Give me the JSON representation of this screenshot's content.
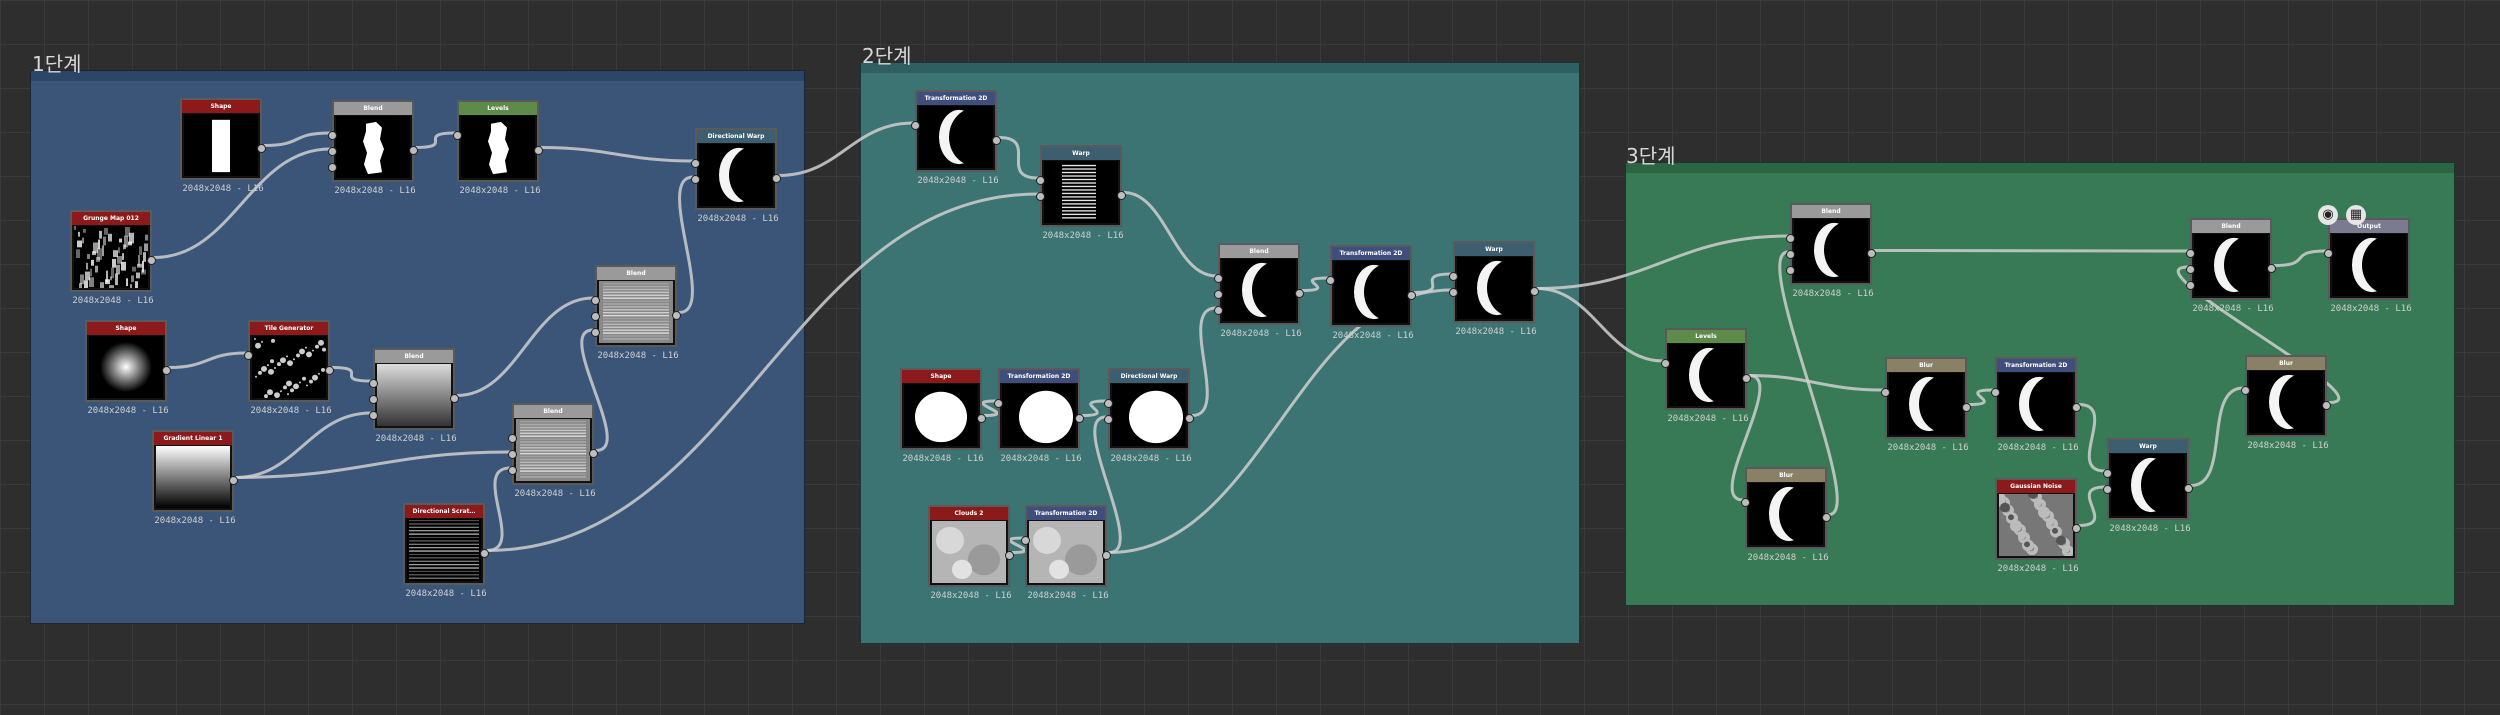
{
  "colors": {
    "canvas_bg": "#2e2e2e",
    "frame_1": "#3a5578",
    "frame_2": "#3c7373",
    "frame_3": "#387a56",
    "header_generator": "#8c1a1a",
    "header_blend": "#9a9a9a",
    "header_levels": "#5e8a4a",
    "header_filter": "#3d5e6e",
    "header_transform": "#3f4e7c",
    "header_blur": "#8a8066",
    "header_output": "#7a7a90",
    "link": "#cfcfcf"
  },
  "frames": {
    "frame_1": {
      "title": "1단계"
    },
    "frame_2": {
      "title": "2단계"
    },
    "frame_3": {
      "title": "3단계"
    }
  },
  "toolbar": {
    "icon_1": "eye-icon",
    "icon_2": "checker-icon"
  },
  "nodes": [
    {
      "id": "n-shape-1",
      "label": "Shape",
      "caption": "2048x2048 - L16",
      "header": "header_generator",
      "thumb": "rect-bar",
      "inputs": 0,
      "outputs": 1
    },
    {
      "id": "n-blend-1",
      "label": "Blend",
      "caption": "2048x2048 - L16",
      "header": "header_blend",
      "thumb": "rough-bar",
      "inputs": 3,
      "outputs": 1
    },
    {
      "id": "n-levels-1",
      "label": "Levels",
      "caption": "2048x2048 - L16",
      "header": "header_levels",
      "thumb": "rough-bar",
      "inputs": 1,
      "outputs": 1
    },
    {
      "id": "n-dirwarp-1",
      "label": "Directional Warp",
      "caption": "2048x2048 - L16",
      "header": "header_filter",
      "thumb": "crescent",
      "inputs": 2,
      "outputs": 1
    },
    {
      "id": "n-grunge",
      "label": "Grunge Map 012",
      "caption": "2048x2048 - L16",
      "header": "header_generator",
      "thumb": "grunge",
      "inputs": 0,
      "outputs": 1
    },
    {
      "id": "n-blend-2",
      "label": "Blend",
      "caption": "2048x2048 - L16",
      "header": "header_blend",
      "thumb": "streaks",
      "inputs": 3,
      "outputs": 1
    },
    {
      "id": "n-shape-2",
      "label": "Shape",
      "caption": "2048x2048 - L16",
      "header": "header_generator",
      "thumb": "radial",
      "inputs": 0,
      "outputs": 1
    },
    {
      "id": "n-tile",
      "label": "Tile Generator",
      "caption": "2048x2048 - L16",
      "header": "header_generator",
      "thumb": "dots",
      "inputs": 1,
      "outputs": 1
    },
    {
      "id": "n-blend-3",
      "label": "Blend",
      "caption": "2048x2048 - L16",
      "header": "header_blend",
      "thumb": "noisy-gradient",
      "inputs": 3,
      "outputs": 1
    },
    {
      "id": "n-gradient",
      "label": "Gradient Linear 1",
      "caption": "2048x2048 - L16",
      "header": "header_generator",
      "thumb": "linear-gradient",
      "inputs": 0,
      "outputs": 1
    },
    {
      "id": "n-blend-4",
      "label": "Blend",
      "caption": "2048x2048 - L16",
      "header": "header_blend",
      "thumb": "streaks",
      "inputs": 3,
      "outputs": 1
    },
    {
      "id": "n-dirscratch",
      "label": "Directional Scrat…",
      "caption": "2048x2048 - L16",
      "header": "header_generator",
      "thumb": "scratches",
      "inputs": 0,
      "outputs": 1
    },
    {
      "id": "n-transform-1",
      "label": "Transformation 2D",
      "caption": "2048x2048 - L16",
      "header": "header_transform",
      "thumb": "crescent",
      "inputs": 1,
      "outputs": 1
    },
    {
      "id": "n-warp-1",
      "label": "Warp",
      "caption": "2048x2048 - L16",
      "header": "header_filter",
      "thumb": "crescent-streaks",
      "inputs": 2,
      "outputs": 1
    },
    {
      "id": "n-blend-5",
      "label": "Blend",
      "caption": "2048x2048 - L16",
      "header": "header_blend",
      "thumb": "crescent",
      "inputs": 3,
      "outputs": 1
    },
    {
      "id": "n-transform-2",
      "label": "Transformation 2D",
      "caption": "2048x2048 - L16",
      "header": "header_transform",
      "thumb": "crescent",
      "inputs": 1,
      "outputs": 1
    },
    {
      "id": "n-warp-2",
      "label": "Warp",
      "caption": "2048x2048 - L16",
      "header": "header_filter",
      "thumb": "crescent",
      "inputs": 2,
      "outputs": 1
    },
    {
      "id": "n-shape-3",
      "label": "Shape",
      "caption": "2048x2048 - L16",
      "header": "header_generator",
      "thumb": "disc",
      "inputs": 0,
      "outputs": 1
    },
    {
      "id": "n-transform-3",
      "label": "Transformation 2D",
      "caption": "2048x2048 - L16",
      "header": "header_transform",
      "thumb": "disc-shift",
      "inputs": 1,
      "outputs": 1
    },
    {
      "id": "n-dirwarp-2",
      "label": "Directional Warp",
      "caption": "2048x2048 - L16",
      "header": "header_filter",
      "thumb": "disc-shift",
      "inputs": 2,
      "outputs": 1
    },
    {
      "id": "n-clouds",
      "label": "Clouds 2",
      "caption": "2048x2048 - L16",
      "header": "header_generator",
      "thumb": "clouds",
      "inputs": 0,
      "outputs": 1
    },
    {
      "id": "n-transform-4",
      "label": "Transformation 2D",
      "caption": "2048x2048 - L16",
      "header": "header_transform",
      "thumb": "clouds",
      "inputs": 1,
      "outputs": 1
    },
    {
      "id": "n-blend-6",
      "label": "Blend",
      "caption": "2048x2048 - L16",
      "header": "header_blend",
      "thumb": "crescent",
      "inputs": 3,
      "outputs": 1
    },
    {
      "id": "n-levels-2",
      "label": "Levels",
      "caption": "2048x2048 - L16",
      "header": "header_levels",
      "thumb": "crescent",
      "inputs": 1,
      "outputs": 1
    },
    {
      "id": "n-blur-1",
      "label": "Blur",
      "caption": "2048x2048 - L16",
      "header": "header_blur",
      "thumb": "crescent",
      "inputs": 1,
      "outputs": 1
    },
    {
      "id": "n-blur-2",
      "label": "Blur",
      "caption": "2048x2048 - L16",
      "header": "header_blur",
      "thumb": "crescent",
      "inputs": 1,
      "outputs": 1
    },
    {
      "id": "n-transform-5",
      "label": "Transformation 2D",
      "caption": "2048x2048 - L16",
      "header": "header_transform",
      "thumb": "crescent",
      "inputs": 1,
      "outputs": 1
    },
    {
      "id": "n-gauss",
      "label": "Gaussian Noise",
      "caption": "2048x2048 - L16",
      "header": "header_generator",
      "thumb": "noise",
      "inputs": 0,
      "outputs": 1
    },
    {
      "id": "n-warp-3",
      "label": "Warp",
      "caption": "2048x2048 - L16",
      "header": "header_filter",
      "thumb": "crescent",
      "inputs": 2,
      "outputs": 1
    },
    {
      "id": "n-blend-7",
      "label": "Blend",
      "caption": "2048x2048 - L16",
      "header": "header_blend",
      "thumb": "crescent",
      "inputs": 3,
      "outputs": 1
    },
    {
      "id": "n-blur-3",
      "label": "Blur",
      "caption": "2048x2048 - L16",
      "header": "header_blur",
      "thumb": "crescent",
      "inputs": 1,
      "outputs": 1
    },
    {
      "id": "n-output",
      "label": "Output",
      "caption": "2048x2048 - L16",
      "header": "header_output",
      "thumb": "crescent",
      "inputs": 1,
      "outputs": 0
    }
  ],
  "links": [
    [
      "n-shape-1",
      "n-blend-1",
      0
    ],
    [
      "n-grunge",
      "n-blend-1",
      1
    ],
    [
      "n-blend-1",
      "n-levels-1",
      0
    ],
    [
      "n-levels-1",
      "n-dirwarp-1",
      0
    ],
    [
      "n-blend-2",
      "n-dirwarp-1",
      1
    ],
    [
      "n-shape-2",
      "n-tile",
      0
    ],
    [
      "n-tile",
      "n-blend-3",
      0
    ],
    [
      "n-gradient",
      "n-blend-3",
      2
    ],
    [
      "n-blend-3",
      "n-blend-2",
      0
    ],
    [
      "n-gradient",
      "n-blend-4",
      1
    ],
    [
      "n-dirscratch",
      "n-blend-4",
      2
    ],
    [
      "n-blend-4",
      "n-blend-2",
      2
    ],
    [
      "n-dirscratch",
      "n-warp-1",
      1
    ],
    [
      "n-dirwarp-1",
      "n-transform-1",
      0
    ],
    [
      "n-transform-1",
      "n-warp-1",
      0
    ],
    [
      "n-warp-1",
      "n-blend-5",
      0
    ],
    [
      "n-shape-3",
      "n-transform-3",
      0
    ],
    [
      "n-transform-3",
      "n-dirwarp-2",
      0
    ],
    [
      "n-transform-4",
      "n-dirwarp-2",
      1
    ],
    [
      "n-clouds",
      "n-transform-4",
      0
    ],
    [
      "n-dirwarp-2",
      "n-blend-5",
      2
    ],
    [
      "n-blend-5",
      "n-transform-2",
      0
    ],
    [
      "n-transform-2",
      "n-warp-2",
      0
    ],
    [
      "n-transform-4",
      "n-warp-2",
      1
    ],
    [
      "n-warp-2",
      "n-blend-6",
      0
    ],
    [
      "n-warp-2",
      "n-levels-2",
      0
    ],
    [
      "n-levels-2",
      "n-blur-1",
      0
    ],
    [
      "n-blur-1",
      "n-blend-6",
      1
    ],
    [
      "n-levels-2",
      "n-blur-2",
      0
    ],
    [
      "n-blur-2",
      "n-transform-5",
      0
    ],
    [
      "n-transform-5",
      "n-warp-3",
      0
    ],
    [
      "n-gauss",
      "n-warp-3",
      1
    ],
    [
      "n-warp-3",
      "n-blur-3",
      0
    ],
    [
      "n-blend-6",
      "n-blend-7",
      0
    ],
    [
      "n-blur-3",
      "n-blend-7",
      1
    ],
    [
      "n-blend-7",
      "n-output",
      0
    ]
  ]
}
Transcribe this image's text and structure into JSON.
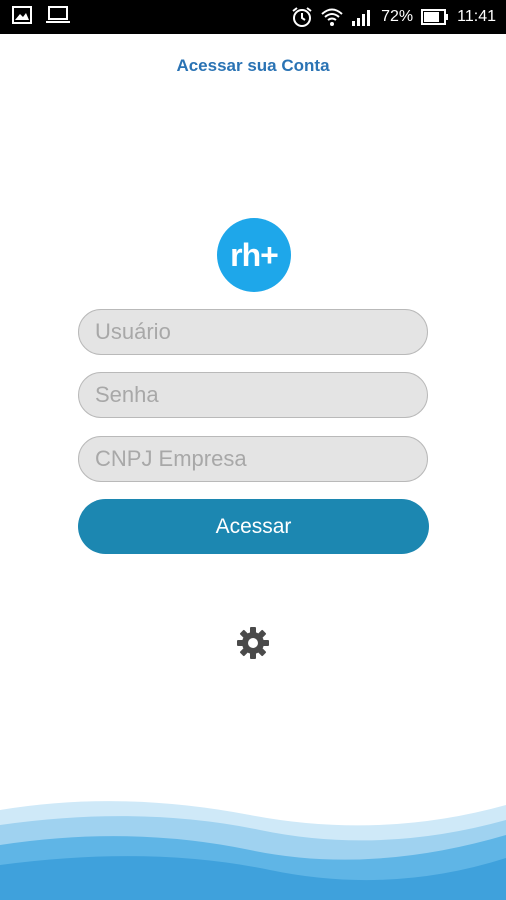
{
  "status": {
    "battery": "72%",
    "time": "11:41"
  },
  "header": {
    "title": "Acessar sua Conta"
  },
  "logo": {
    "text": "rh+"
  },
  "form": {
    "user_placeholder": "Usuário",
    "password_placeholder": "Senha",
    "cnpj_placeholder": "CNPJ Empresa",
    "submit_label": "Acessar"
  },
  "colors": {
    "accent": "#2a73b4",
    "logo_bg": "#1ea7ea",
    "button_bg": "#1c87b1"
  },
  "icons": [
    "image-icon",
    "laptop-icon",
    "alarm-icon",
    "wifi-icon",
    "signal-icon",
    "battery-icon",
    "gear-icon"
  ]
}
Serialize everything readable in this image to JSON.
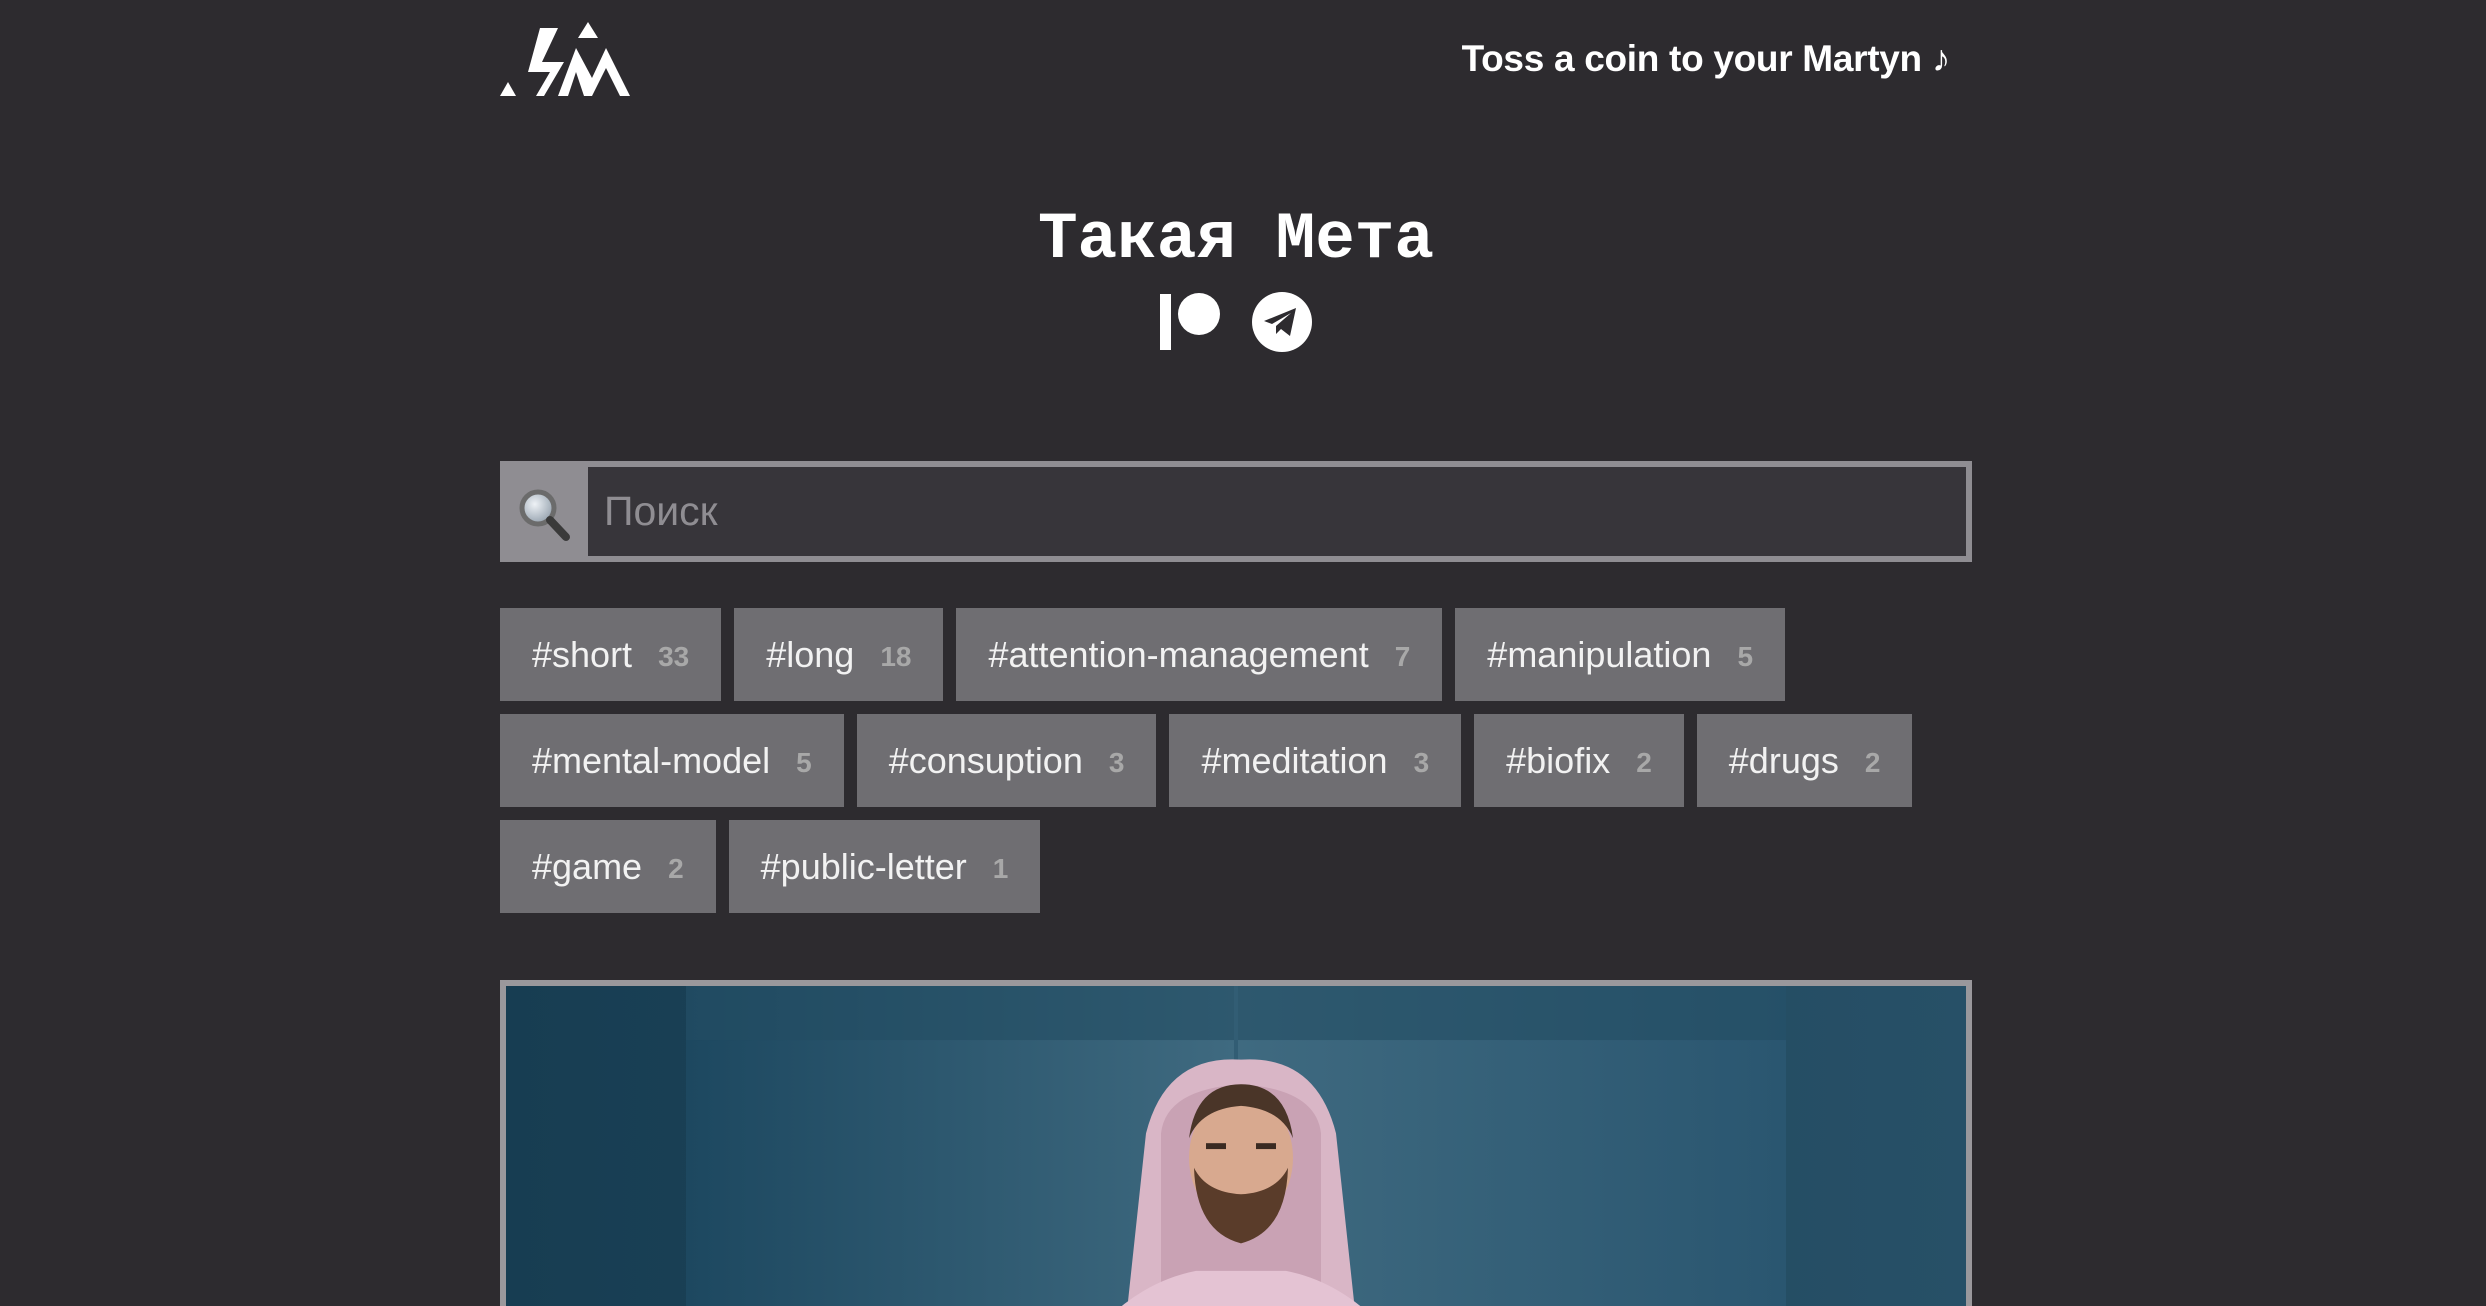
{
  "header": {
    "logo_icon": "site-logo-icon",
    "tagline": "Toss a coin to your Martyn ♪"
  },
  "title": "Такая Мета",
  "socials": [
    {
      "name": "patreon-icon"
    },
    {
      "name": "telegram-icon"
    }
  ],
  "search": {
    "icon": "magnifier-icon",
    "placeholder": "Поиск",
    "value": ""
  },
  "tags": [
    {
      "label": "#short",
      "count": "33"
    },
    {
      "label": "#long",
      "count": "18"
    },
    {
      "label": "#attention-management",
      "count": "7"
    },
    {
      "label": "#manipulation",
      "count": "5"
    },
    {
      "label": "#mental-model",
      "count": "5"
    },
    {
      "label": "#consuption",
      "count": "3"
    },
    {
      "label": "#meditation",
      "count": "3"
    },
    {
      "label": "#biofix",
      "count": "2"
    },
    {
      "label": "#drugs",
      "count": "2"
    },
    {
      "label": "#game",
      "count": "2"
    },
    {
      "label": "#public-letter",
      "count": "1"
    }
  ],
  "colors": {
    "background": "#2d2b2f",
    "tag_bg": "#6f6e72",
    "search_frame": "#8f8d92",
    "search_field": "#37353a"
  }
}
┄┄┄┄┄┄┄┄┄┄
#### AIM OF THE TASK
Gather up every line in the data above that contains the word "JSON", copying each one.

#### ANSWER BELOW
Give me the JSON representation of this screenshot's content.
Transcribe this image's text and structure into JSON.
Serialize everything readable in this image to JSON.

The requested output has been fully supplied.